→ What the exercise asks
Filter the entries beneath this task, copying only the lines that hold the word "Interdeposito".

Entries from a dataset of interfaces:
┌──
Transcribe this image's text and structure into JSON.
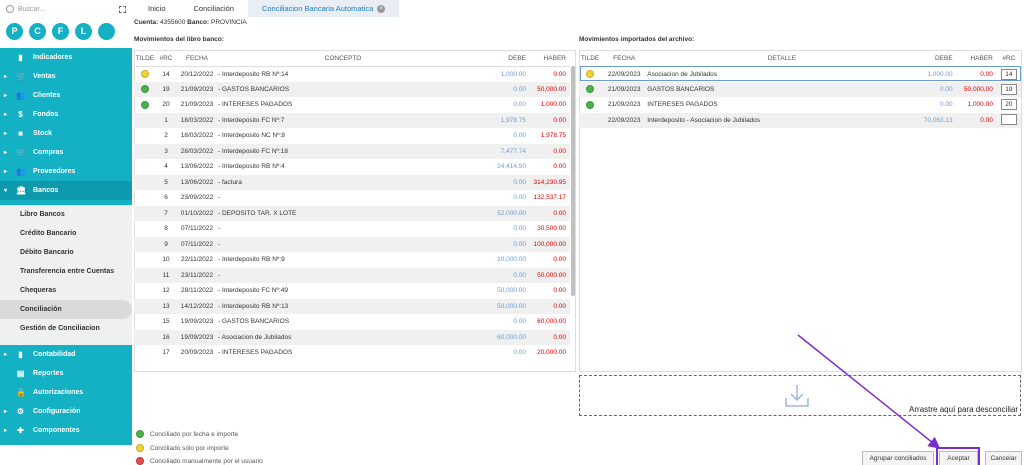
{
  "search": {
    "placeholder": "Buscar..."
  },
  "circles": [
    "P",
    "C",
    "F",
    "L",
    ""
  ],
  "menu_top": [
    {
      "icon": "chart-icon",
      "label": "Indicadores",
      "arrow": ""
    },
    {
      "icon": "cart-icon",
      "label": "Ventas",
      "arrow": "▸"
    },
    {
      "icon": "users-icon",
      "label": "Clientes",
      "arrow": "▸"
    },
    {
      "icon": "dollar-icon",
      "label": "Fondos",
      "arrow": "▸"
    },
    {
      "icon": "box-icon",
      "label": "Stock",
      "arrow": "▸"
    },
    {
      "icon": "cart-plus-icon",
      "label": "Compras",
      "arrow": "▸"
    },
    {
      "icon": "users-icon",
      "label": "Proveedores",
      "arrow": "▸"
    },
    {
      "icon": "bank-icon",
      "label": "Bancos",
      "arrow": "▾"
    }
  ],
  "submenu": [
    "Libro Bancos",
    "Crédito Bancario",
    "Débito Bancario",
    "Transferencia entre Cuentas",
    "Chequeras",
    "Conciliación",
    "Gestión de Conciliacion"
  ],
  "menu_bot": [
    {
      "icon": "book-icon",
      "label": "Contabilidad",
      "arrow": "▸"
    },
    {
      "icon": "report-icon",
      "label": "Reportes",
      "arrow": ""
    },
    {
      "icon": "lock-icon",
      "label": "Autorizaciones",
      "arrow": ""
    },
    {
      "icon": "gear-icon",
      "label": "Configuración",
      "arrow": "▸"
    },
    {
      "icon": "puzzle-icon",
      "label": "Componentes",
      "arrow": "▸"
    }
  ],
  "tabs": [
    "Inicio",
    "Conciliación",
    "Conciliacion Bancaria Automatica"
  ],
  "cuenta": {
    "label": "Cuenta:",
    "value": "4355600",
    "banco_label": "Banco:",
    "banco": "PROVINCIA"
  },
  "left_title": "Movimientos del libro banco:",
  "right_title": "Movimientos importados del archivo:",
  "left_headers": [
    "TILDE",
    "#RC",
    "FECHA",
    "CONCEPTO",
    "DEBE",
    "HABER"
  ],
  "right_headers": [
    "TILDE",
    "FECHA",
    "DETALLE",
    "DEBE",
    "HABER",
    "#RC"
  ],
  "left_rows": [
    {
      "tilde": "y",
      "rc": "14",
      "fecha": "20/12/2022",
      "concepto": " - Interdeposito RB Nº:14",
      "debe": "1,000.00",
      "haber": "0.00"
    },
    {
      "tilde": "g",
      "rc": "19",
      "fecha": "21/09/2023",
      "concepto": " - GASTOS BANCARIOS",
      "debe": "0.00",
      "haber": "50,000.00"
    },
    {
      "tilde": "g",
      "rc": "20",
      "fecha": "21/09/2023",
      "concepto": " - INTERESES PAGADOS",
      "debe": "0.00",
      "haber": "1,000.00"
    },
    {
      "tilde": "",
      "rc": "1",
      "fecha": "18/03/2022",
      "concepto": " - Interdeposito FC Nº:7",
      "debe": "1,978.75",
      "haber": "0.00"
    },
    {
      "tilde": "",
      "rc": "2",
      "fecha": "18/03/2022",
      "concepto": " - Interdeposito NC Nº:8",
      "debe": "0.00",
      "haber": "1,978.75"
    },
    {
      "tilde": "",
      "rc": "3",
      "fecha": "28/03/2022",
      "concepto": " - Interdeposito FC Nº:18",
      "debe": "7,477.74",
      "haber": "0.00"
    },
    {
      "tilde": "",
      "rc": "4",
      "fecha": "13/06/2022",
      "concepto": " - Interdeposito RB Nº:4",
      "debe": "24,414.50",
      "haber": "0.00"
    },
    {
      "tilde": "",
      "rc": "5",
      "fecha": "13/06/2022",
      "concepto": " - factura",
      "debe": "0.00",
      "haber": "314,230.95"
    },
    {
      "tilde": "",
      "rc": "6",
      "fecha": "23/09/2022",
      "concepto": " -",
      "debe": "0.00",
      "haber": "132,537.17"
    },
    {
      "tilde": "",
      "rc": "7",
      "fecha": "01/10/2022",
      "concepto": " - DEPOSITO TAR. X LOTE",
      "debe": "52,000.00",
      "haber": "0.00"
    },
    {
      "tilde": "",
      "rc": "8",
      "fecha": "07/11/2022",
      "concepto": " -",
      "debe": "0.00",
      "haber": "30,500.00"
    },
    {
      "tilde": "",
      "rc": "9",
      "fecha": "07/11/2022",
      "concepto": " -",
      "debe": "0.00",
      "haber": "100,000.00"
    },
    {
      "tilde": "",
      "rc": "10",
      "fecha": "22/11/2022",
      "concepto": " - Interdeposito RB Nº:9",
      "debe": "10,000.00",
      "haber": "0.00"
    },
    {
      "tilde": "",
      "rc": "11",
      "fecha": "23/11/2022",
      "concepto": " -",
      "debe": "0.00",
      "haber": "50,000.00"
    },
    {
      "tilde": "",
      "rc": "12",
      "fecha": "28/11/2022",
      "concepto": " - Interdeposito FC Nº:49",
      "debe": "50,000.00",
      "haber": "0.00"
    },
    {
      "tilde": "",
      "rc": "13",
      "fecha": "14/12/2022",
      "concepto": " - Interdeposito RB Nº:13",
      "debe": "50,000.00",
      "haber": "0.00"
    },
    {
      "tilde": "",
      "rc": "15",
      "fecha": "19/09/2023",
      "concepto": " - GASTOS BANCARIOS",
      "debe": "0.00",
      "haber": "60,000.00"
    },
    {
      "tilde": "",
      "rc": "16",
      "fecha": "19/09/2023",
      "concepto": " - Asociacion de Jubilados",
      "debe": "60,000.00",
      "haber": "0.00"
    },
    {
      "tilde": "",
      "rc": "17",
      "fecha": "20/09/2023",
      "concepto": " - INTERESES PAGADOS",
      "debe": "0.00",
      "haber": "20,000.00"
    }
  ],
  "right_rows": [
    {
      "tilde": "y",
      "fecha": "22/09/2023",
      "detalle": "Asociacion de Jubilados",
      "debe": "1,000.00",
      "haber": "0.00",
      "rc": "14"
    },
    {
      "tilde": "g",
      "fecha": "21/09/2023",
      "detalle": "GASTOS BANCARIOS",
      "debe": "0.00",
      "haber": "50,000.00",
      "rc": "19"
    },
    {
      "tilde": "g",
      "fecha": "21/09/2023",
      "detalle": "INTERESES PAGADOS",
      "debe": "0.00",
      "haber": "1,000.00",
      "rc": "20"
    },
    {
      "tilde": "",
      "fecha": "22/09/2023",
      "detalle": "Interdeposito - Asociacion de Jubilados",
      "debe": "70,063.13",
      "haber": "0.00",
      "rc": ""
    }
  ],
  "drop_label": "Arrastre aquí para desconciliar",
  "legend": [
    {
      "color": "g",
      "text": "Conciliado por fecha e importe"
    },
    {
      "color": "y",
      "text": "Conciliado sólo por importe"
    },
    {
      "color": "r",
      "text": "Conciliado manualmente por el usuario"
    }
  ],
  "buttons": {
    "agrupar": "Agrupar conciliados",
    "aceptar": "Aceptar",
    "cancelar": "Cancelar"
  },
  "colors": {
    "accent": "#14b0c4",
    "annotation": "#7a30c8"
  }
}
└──
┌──
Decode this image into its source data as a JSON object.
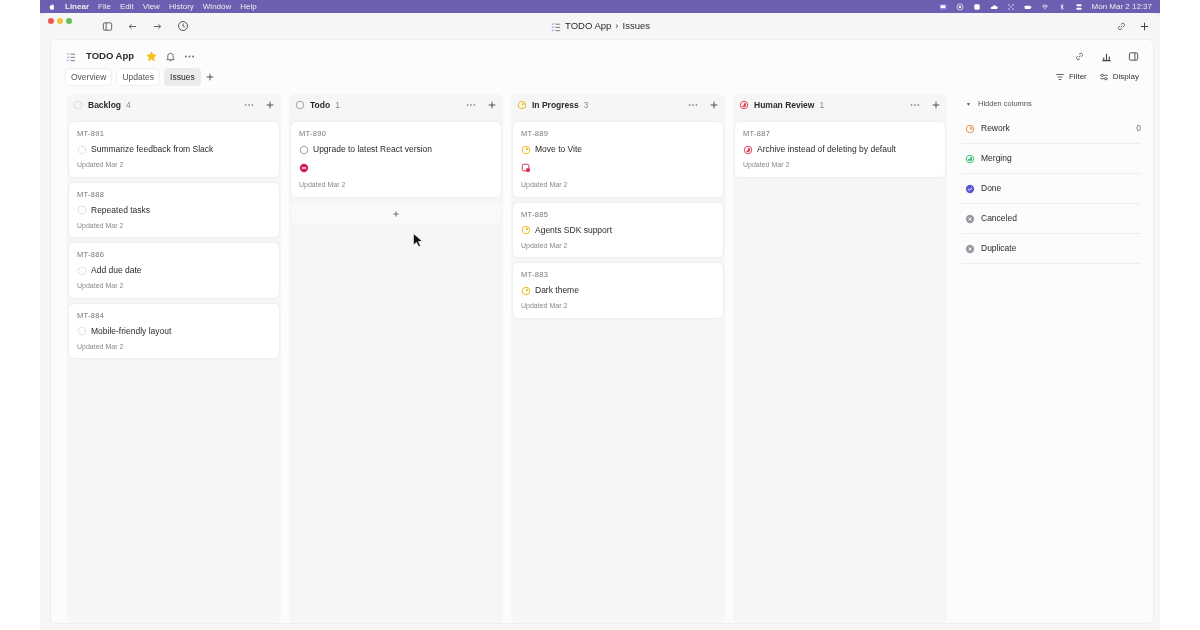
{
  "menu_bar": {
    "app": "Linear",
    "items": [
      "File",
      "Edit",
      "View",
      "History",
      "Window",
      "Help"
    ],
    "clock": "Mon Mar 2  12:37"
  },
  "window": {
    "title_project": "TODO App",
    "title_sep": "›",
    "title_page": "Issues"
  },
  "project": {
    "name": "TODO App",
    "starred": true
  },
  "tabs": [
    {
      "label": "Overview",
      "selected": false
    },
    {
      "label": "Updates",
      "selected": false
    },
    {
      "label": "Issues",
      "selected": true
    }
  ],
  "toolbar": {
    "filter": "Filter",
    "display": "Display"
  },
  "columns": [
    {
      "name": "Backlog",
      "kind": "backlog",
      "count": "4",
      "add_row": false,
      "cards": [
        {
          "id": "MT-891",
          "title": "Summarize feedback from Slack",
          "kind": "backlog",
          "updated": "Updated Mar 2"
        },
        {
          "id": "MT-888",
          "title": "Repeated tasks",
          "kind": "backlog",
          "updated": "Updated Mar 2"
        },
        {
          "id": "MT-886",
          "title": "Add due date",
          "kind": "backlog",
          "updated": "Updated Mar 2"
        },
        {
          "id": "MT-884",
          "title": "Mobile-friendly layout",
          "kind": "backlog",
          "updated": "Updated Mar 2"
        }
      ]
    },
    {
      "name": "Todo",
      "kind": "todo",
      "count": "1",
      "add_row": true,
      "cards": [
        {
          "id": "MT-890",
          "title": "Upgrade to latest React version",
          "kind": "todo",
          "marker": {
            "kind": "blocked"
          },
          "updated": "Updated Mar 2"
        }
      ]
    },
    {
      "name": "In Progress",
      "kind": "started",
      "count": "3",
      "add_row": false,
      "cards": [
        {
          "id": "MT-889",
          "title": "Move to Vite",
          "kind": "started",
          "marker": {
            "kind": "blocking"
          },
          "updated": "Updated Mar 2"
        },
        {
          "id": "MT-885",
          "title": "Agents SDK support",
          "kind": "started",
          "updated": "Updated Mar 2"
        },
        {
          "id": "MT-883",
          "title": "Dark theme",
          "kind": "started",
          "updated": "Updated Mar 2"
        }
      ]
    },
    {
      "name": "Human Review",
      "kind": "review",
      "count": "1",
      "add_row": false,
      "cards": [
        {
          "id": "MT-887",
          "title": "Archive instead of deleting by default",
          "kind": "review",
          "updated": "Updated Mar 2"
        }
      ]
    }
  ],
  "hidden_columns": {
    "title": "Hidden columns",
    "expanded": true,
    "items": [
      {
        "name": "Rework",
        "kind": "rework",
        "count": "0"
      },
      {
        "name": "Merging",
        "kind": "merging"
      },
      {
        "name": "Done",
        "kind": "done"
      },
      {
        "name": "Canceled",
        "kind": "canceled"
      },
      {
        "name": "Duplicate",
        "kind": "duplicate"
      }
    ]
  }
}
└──
→ Answer box
      "concepto": " - Interdeposito RB Nº:14",
      "concepto": " - Interdeposito FC Nº:7",
      "concepto": " - Interdeposito NC Nº:8",
      "concepto": " - Interdeposito FC Nº:18",
      "concepto": " - Interdeposito RB Nº:4",
      "concepto": " - Interdeposito RB Nº:9",
      "concepto": " - Interdeposito FC Nº:49",
      "concepto": " - Interdeposito RB Nº:13",
      "detalle": "Interdeposito - Asociacion de Jubilados",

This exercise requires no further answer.